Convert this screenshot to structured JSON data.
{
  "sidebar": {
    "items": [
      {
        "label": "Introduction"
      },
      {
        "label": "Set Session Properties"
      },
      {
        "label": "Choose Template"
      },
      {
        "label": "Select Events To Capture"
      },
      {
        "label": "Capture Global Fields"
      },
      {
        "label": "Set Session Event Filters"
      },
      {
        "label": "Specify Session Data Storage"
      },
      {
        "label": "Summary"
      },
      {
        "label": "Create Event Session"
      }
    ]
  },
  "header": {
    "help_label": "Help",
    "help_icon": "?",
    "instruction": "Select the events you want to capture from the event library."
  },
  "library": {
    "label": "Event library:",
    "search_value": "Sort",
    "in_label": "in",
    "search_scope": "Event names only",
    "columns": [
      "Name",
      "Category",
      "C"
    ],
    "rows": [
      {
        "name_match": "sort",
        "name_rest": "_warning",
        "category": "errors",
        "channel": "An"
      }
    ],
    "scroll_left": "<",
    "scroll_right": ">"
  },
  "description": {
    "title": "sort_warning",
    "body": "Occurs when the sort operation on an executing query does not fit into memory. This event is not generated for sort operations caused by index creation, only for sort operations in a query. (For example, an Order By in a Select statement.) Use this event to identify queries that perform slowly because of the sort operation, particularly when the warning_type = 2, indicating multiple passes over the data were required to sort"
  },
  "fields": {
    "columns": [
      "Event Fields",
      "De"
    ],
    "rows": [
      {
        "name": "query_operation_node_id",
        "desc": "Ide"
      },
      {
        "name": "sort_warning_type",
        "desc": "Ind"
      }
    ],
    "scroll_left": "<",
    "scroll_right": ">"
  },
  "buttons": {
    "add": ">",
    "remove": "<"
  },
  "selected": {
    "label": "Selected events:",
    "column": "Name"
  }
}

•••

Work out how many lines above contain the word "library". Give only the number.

__RESULT OF THE TASK__
3